DATASET RECORDS >>
Content starts

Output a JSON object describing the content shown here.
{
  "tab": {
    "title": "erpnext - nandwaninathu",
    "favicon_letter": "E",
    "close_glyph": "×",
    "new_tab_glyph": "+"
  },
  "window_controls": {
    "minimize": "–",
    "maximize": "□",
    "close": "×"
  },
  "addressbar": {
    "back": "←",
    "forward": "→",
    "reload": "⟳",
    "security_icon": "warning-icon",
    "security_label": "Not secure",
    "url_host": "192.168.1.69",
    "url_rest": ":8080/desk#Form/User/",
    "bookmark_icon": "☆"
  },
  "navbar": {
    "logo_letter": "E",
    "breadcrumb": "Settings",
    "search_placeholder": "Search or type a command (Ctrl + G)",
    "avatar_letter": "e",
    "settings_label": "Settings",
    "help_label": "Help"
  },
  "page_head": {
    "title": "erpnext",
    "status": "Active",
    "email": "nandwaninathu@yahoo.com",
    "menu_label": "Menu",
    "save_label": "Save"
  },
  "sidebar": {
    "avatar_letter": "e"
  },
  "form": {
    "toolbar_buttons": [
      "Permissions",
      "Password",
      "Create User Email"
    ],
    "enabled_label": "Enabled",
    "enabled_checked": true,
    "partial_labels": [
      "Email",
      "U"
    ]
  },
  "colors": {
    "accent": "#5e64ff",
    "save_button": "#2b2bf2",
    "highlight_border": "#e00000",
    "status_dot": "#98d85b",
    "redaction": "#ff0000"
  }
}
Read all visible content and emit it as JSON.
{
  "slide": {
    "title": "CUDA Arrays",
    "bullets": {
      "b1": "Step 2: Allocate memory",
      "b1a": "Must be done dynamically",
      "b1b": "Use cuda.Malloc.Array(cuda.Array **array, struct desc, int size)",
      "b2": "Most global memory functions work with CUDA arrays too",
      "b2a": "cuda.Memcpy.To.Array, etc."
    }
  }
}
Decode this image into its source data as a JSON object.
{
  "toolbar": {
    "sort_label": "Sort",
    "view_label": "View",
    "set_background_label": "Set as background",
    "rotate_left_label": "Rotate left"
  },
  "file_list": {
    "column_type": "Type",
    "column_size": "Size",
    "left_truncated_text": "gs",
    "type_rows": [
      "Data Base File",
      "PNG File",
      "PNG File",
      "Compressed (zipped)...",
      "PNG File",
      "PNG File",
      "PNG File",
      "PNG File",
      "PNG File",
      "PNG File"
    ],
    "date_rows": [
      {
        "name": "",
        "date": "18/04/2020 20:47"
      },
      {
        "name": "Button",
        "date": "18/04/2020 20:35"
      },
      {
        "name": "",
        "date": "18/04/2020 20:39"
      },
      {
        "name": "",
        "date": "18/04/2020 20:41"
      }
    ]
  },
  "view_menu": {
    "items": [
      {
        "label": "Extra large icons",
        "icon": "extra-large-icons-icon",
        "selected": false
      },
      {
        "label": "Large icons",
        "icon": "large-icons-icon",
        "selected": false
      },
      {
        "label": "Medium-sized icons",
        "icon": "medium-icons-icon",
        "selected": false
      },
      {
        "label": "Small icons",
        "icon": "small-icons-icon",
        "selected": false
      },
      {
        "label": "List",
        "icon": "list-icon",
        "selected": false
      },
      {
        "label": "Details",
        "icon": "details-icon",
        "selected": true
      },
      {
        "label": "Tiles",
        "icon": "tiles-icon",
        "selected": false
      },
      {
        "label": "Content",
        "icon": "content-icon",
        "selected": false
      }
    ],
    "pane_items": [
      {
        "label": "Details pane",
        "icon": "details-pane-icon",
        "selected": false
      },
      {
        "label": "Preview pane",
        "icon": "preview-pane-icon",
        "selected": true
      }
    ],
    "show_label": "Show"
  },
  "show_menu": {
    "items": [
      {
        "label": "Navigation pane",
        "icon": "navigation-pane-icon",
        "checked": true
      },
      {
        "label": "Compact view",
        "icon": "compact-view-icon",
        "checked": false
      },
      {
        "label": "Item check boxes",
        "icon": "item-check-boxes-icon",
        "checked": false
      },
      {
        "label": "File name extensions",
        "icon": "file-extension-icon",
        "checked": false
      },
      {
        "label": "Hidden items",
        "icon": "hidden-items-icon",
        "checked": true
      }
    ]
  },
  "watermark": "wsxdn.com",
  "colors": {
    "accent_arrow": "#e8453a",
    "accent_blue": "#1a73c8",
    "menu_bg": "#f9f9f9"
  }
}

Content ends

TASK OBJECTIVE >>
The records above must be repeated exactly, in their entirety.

EXPECTED OUTPUT >>
Output a JSON object describing the content shown here.
{
  "tab": {
    "title": "erpnext - nandwaninathu",
    "favicon_letter": "E",
    "close_glyph": "×",
    "new_tab_glyph": "+"
  },
  "window_controls": {
    "minimize": "–",
    "maximize": "□",
    "close": "×"
  },
  "addressbar": {
    "back": "←",
    "forward": "→",
    "reload": "⟳",
    "security_icon": "warning-icon",
    "security_label": "Not secure",
    "url_host": "192.168.1.69",
    "url_rest": ":8080/desk#Form/User/",
    "bookmark_icon": "☆"
  },
  "navbar": {
    "logo_letter": "E",
    "breadcrumb": "Settings",
    "search_placeholder": "Search or type a command (Ctrl + G)",
    "avatar_letter": "e",
    "settings_label": "Settings",
    "help_label": "Help"
  },
  "page_head": {
    "title": "erpnext",
    "status": "Active",
    "email": "nandwaninathu@yahoo.com",
    "menu_label": "Menu",
    "save_label": "Save"
  },
  "sidebar": {
    "avatar_letter": "e"
  },
  "form": {
    "toolbar_buttons": [
      "Permissions",
      "Password",
      "Create User Email"
    ],
    "enabled_label": "Enabled",
    "enabled_checked": true,
    "partial_labels": [
      "Email",
      "U"
    ]
  },
  "colors": {
    "accent": "#5e64ff",
    "save_button": "#2b2bf2",
    "highlight_border": "#e00000",
    "status_dot": "#98d85b",
    "redaction": "#ff0000"
  }
}
Read all visible content and emit it as JSON.
{
  "slide": {
    "title": "CUDA Arrays",
    "bullets": {
      "b1": "Step 2: Allocate memory",
      "b1a": "Must be done dynamically",
      "b1b": "Use cuda.Malloc.Array(cuda.Array **array, struct desc, int size)",
      "b2": "Most global memory functions work with CUDA arrays too",
      "b2a": "cuda.Memcpy.To.Array, etc."
    }
  }
}
Decode this image into its source data as a JSON object.
{
  "toolbar": {
    "sort_label": "Sort",
    "view_label": "View",
    "set_background_label": "Set as background",
    "rotate_left_label": "Rotate left"
  },
  "file_list": {
    "column_type": "Type",
    "column_size": "Size",
    "left_truncated_text": "gs",
    "type_rows": [
      "Data Base File",
      "PNG File",
      "PNG File",
      "Compressed (zipped)...",
      "PNG File",
      "PNG File",
      "PNG File",
      "PNG File",
      "PNG File",
      "PNG File"
    ],
    "date_rows": [
      {
        "name": "",
        "date": "18/04/2020 20:47"
      },
      {
        "name": "Button",
        "date": "18/04/2020 20:35"
      },
      {
        "name": "",
        "date": "18/04/2020 20:39"
      },
      {
        "name": "",
        "date": "18/04/2020 20:41"
      }
    ]
  },
  "view_menu": {
    "items": [
      {
        "label": "Extra large icons",
        "icon": "extra-large-icons-icon",
        "selected": false
      },
      {
        "label": "Large icons",
        "icon": "large-icons-icon",
        "selected": false
      },
      {
        "label": "Medium-sized icons",
        "icon": "medium-icons-icon",
        "selected": false
      },
      {
        "label": "Small icons",
        "icon": "small-icons-icon",
        "selected": false
      },
      {
        "label": "List",
        "icon": "list-icon",
        "selected": false
      },
      {
        "label": "Details",
        "icon": "details-icon",
        "selected": true
      },
      {
        "label": "Tiles",
        "icon": "tiles-icon",
        "selected": false
      },
      {
        "label": "Content",
        "icon": "content-icon",
        "selected": false
      }
    ],
    "pane_items": [
      {
        "label": "Details pane",
        "icon": "details-pane-icon",
        "selected": false
      },
      {
        "label": "Preview pane",
        "icon": "preview-pane-icon",
        "selected": true
      }
    ],
    "show_label": "Show"
  },
  "show_menu": {
    "items": [
      {
        "label": "Navigation pane",
        "icon": "navigation-pane-icon",
        "checked": true
      },
      {
        "label": "Compact view",
        "icon": "compact-view-icon",
        "checked": false
      },
      {
        "label": "Item check boxes",
        "icon": "item-check-boxes-icon",
        "checked": false
      },
      {
        "label": "File name extensions",
        "icon": "file-extension-icon",
        "checked": false
      },
      {
        "label": "Hidden items",
        "icon": "hidden-items-icon",
        "checked": true
      }
    ]
  },
  "watermark": "wsxdn.com",
  "colors": {
    "accent_arrow": "#e8453a",
    "accent_blue": "#1a73c8",
    "menu_bg": "#f9f9f9"
  }
}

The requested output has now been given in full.